When a line in the entries contains the word "heading", copy that line in full.
#### Listed records ####
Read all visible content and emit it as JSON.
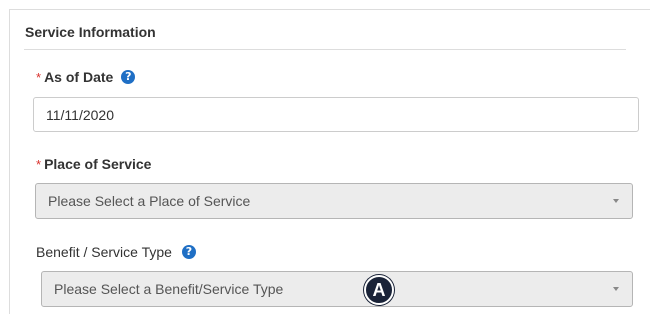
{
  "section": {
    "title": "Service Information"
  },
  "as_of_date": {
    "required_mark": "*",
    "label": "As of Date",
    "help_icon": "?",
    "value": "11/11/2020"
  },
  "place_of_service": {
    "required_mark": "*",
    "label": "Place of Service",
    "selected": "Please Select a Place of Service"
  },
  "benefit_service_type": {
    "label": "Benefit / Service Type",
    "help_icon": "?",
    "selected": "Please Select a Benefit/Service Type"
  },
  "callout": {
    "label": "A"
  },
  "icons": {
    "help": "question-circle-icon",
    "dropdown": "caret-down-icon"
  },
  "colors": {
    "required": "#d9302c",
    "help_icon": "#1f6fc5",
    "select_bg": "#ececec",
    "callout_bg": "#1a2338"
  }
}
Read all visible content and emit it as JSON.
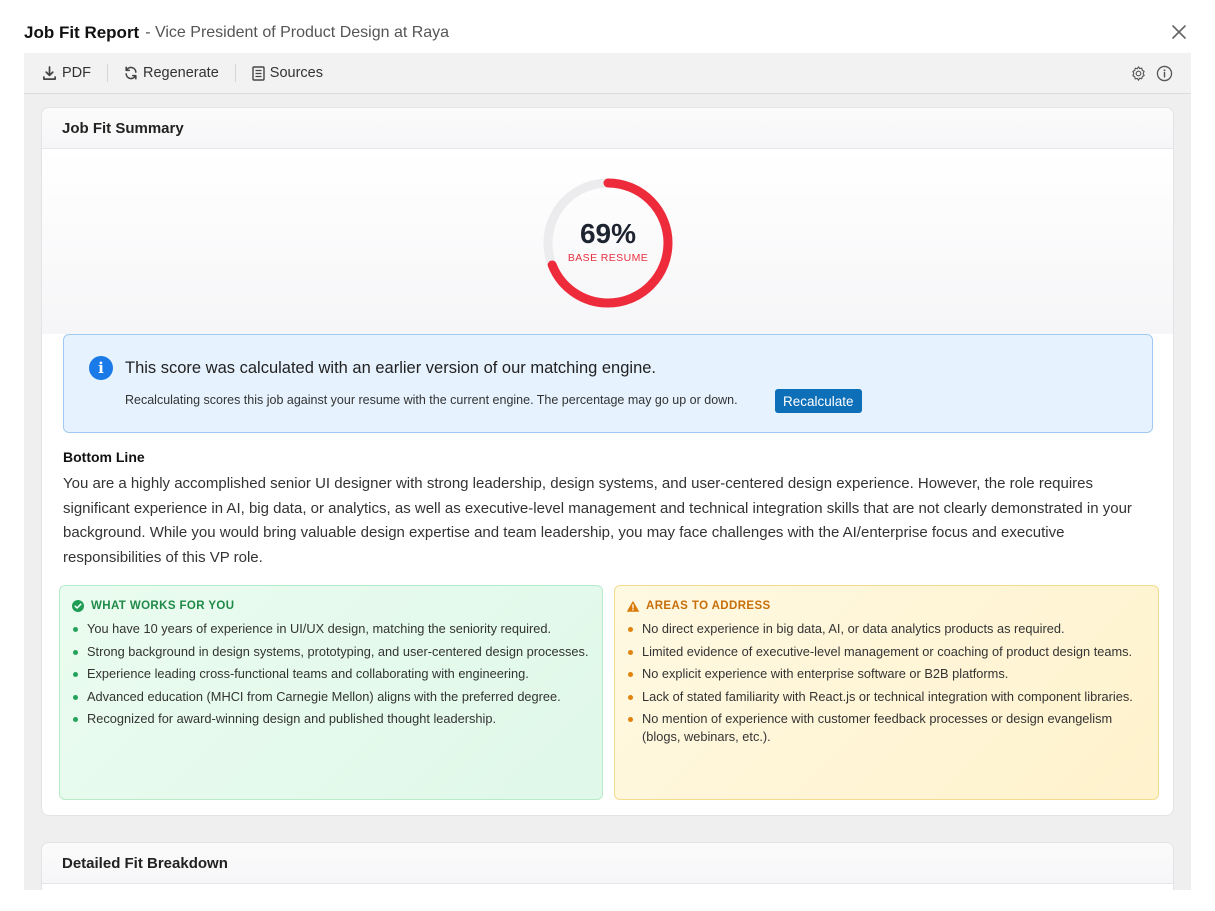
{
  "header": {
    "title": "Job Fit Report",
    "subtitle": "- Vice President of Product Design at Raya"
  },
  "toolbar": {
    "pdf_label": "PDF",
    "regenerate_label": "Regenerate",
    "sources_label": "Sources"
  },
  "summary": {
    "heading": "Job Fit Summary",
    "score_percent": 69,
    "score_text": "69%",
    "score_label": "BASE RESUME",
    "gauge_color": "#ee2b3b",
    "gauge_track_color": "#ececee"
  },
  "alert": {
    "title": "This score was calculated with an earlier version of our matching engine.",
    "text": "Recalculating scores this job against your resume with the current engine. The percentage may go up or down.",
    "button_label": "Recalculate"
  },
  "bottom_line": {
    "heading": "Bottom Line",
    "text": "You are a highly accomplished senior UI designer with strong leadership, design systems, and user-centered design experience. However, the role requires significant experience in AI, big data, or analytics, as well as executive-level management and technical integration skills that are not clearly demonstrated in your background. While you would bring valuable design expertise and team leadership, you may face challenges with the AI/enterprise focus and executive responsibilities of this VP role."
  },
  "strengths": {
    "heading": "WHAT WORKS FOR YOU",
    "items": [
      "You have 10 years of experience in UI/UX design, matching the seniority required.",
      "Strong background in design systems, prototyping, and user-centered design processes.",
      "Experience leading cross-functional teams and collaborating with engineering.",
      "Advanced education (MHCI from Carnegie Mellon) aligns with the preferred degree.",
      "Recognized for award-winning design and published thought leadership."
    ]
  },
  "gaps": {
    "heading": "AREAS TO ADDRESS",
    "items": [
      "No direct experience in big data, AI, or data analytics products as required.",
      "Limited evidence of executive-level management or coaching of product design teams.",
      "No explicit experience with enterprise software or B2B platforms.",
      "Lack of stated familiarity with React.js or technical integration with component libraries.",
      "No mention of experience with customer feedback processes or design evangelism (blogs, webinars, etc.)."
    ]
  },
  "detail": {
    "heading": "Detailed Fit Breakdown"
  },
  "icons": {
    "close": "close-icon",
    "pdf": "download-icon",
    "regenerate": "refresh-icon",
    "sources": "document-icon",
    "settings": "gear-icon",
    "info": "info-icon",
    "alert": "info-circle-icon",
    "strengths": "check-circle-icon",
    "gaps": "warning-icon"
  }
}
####
▶ [Solved problem]
    "heading": "Job Fit Summary",
    "heading": "Bottom Line",
    "heading": "WHAT WORKS FOR YOU",
    "heading": "AREAS TO ADDRESS",
    "heading": "Detailed Fit Breakdown"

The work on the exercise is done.